When my nephew married, I gave him the set of engraved cuff links I had from his great-great grandfather, my great-grandfather, John Esmon. I loved the Gibson Girl single cuff link I had left, and it’s been so much fun to wear.
Going though a box of family keepsakes, my husband asked if I had any thoughts on what to do with a hospital baby identification bracelet. From the 1950s, and definitely a boy’s, it might have been his, his brother Jerry’s, or his brother Joe’s. I knew a shadow box was not what either of us needed, so I suggested a fun, casual necklace “in memory” of all the boys. Perfect with jeans and a chambray shirt, and I love it.
I’ve made three other necklaces that I really enjoy wearing. One is pearl and amethyst and was made from my great-grandmother’s small brooch. The clasp was broken and many little pearls were missing, but with a few repairs, it has been a sweet and romantic piece to wear.
I love to sew, and when my niece Shannon gave me my husband’s great-grandmother’s thimble, I was so pleased! I added a wooden needle, a gift from my friend Hilary, and some buttons and small brass safety pins to a leather cord necklace. If you don’t quilt or sew, it might not be right for you, but it’s a winner for me!
My sister-in-law Pat gave us some things from the old family trunk. One item was a small orb watch fob that had been among Pat & my husband’s grandmother’s things. So, whose was it? Best we can determine from photos, it could have been her husband’s (grandfather James McWilliams) or her father’s – both were photographed with pocket watch chains showing! The simple addition of a gold plated paperclip chain has made a great necklace. And it looks amazing paired with my toggle clasp charm necklace!

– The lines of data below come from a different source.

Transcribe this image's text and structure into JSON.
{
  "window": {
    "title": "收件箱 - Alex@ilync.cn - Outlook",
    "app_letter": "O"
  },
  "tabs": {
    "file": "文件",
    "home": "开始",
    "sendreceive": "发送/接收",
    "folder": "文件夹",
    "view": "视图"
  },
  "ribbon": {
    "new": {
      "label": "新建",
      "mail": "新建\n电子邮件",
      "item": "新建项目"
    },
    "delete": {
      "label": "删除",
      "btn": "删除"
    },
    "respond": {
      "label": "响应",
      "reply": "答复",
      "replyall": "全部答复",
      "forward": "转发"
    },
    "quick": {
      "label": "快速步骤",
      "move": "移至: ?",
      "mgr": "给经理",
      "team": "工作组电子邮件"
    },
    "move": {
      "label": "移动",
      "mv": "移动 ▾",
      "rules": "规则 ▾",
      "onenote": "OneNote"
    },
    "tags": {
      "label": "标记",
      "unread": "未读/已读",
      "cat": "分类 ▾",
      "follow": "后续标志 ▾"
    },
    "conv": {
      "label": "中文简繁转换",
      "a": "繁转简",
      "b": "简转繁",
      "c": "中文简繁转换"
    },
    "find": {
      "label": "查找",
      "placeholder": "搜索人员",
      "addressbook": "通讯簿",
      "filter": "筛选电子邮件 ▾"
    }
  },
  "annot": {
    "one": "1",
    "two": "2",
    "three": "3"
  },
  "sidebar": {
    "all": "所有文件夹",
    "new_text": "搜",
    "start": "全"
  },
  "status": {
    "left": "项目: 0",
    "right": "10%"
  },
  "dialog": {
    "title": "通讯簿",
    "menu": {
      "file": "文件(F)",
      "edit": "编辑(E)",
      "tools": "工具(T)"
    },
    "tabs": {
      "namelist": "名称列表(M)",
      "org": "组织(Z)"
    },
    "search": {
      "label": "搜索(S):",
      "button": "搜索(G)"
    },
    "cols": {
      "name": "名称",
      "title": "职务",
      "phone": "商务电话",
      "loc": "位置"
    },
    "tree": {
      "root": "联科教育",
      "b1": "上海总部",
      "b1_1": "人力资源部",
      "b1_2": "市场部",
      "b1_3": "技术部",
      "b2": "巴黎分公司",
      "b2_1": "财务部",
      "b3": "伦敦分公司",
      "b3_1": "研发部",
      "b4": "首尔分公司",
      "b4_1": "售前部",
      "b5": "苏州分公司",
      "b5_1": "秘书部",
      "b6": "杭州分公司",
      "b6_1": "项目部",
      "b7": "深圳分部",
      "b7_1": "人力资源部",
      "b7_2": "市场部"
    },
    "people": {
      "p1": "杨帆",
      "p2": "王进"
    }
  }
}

I have really enjoyed transforming my treasured keepsakes into special and beautiful items. Yes, I love history and genealogy, so the heirloom pieces are meaningful to me even if not considered valuable. I encourage you to look a the small treasures you keep hidden away or forgotten and consider giving them a slight makeover. You’ll be surprised how much you will enjoy the creative process and wearing a link in your family chain.